The last 2 nights we have had downpours of the monsoon variety so I am pretty confident we will have made it through the worst of the dryness. But, some things have been performing terrifically despite all my neglect and the conditions…This Echinops, Echinops sphaerocephalus ‘Arctic Glow’, has been a real doer as in most summers, I love it for the way in which it fills with colour gradually as if it were starring in a cartoon. It grows and puts it itself into the driest, poorest conditions but won’t cope with competition.

Echinops sphaerocephalus 'Arctic Glow', Tostat, July 2015.  Filling with colour like a cartoon plant...
Echinops sphaerocephalus ‘Arctic Glow’, Tostat, July 2015. Filling with colour like a cartoon plant…

I bought these lily blubs, Lilium Flore Pleno,  for pot planting last year in an absent moment and was a bit shocked when it turned into a very Mills and Boon type flower. But now, I am very taken with the shock of the tiger orange, and love it for its full-blown tackiness. No shrinking violet, this.

Lilium Flore Pleno, Tostat, July 2015...A touch of the Rita Hayworths...
Lilium Flore Pleno, Tostat, July 2015…A touch of the Rita Hayworths…

Vernonia crinita ‘Mammuth’ as the name suggests, is very tall. Maybe 2 and a bit metres for me. It likes some sun, but not too much and reliable moisture, so I grow it by the ruisseau, which accounts for it being in such a pristine state despite the month long drought. It doesn’t need staking and is completely hassle-free, making a good, solid clump.

Vernonia crinita 'Mammuth', Tostat, July 2015
Vernonia crinita ‘Mammuth’, Tostat, July 2015

I bought this sanguisorba from Groenstraat 13, a very good nursery by post in Belgium. Sanguisorba officinalis ‘Cangshan Cranberry’ is a recent Dan Hinckley introduction from Yunnan, and is now in its 2nd summer with me, and really getting into its stride. It grows tall, to about 1.5m, and once old enough, will hold itself very well against weather even though it seems so delicate. The burgundy flowerheads are gorgeous, and do that lovely thing of bobbing in any breeze. The foliage is delicate and attractive too.

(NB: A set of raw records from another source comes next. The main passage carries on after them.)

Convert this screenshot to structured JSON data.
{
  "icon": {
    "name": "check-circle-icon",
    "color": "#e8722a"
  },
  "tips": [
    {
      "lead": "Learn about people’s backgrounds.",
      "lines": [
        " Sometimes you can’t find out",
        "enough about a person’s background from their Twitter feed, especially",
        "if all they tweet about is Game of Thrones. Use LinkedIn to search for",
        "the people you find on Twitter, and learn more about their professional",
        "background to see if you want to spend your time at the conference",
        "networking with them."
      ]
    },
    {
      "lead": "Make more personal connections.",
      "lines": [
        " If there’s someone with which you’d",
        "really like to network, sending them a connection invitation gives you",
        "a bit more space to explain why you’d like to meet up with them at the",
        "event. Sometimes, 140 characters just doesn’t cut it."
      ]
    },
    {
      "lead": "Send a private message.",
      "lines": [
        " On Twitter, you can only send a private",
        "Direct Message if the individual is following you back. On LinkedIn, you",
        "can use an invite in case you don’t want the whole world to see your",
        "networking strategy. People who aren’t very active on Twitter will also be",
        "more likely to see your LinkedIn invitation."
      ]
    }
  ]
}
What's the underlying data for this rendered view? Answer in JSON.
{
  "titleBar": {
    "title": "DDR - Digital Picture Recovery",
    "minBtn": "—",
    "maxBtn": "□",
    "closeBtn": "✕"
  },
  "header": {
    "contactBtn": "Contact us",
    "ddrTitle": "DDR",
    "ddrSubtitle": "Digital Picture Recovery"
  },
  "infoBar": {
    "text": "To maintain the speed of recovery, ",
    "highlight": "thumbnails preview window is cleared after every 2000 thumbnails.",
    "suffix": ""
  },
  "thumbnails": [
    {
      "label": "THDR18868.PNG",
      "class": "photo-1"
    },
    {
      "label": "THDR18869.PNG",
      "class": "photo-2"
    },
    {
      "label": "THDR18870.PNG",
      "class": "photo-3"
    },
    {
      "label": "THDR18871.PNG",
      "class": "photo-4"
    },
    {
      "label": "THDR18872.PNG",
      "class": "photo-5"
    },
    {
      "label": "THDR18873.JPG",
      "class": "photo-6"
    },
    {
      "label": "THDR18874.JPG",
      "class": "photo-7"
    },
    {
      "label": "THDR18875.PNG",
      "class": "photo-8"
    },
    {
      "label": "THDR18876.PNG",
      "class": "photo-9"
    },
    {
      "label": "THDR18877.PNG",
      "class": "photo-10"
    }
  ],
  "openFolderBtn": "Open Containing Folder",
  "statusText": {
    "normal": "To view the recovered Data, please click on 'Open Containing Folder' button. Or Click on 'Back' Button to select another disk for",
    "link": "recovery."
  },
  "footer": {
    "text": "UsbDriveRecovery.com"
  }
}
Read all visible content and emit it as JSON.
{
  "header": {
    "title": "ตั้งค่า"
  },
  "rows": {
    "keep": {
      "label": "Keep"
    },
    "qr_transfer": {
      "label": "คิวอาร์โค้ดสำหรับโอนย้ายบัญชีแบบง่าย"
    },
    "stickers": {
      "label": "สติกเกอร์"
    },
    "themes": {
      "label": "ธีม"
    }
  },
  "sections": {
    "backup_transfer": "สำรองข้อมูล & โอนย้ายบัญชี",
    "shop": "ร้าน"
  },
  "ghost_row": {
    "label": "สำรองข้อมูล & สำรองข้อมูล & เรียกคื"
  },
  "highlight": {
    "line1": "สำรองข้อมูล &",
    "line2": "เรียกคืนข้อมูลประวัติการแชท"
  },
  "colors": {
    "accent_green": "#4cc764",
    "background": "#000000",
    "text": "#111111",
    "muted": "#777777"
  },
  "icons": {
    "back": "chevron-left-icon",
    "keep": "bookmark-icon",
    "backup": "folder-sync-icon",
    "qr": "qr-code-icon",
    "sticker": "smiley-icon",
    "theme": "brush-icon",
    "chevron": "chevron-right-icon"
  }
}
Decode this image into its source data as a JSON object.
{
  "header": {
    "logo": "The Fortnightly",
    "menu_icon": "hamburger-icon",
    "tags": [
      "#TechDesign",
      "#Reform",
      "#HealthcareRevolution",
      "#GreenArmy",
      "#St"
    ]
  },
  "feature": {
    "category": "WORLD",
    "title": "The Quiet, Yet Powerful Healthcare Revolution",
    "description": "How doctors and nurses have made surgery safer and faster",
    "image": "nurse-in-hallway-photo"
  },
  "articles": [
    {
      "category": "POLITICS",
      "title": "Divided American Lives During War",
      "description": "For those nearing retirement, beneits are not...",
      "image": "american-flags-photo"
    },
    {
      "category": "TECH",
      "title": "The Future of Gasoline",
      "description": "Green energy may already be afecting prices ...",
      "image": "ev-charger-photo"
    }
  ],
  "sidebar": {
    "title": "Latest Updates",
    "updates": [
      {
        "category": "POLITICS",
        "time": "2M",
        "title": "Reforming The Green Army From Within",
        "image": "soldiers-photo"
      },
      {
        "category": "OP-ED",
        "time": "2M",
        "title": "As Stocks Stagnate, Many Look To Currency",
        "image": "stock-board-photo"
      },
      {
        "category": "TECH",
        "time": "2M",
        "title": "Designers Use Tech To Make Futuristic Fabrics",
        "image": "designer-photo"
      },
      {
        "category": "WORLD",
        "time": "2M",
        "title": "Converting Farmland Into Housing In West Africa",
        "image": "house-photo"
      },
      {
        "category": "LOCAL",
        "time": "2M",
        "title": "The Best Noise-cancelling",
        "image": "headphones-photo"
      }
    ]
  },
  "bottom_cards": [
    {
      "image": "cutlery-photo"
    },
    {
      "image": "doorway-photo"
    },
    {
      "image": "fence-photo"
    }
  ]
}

Sanguisorba officinalis 'Cangshan Cranberry', Tostat, July 2015
Sanguisorba officinalis ‘Cangshan Cranberry’, Tostat, July 2015